- household accidents such as being squashed in windows, doors, clothes hoists, awnings
- being sprayed with Dettol and other chemicals intended for cane toads (which shouldn' be sprayed on them either)
- lacerations from backyard gardening equipment such as whipper-snippers and hedge trimmers
We have even had frogs turned in to us for care that were tortured and attacked with sticks by school children and burned by adults who threw caustic chemicals on them to get rid of them. Another relocation we were asked to do was to remove the frogs from a marvellous, specially built frog pond. The distraught owner was being threatened by their neighbours who planned to poison all the frogs if they continued calling. Rather than see them killed, they opted to have them taken away. (Frogs are protected wildlife in Australia and the neighbours could have been prosected for poisoning them but that would not restore the lives of the slaughtered frogs.)

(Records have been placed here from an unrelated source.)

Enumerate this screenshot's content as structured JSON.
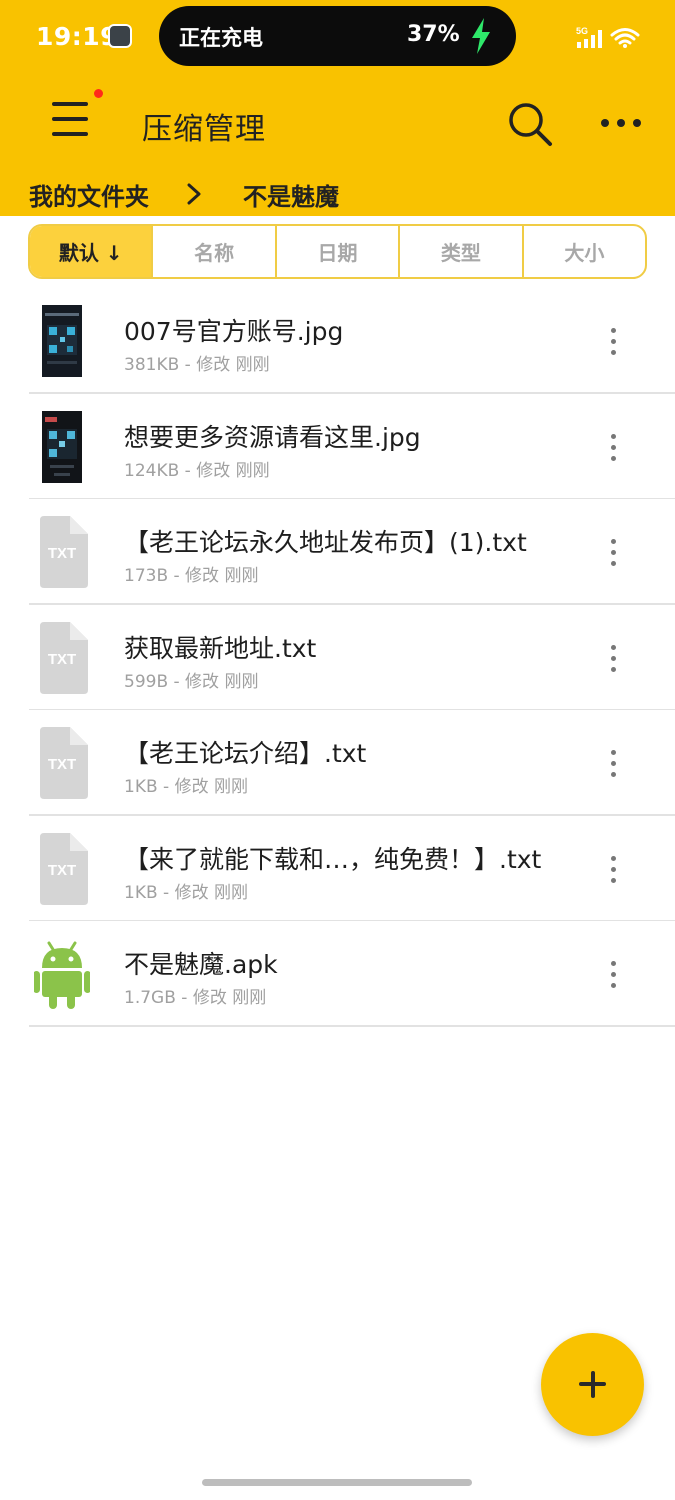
{
  "status_bar": {
    "time": "19:19",
    "island_text": "正在充电",
    "battery_percent": "37%",
    "network_label": "5G"
  },
  "header": {
    "title": "压缩管理",
    "menu_has_notification": true
  },
  "breadcrumb": {
    "root": "我的文件夹",
    "current": "不是魅魔"
  },
  "sort_tabs": [
    {
      "label": "默认 ↓",
      "active": true
    },
    {
      "label": "名称",
      "active": false
    },
    {
      "label": "日期",
      "active": false
    },
    {
      "label": "类型",
      "active": false
    },
    {
      "label": "大小",
      "active": false
    }
  ],
  "files": [
    {
      "name": "007号官方账号.jpg",
      "meta": "381KB - 修改 刚刚",
      "icon": "image-thumbnail-icon"
    },
    {
      "name": "想要更多资源请看这里.jpg",
      "meta": "124KB - 修改 刚刚",
      "icon": "image-thumbnail-icon"
    },
    {
      "name": "【老王论坛永久地址发布页】(1).txt",
      "meta": "173B - 修改 刚刚",
      "icon": "txt-file-icon",
      "icon_text": "TXT"
    },
    {
      "name": "获取最新地址.txt",
      "meta": "599B - 修改 刚刚",
      "icon": "txt-file-icon",
      "icon_text": "TXT"
    },
    {
      "name": "【老王论坛介绍】.txt",
      "meta": "1KB - 修改 刚刚",
      "icon": "txt-file-icon",
      "icon_text": "TXT"
    },
    {
      "name": "【来了就能下载和…，纯免费！】.txt",
      "meta": "1KB - 修改 刚刚",
      "icon": "txt-file-icon",
      "icon_text": "TXT"
    },
    {
      "name": "不是魅魔.apk",
      "meta": "1.7GB - 修改 刚刚",
      "icon": "android-icon"
    }
  ],
  "colors": {
    "accent": "#F9C200",
    "sort_active": "#FCD13D",
    "android_green": "#8BC34A",
    "charge_green": "#2EE86A"
  }
}
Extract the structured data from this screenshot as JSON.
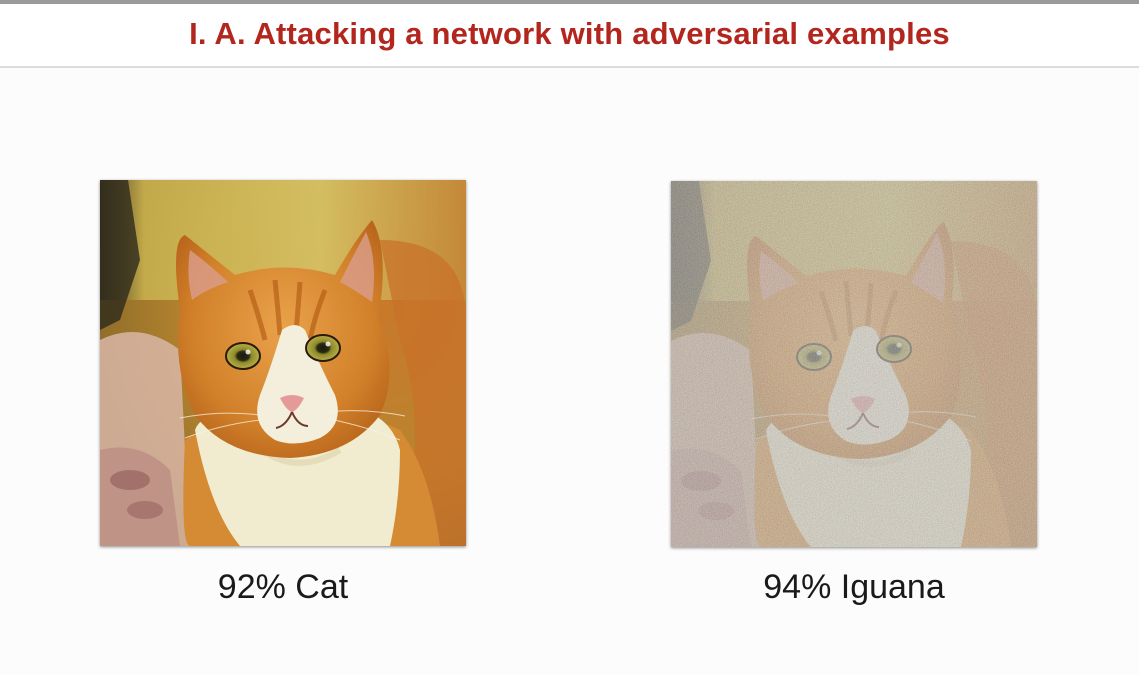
{
  "slide": {
    "title": "I. A. Attacking a network with adversarial examples"
  },
  "examples": [
    {
      "caption": "92% Cat",
      "image": "cat-photo-original"
    },
    {
      "caption": "94% Iguana",
      "image": "cat-photo-adversarial-noise"
    }
  ],
  "colors": {
    "title": "#b3261e",
    "caption": "#1a1a1a",
    "background": "#fcfcfc"
  }
}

During the severe drought from Jan 2000 to Dec 2002, the Rocket frog (Litoria nasuta) completely disappeared from the Cairns area. It took until 2007 before a few isolated pockets of very small numbers started to be seen/heard again in Edmonton and Redlynch and numbers are still low over ten years later. Thankfully there were other areas in FNQ where this species could 'hide out' the drought and emerge during better times.
There are still small numbers of frogs in Cairns but the numbers are just a shadow of what they were in 1998 when this group was first setup! Now that our group is located in Mission Beach, frog decline is obvious here too and we have already picked up three local frogs with cancer and have received many others that appear to have toxic issues.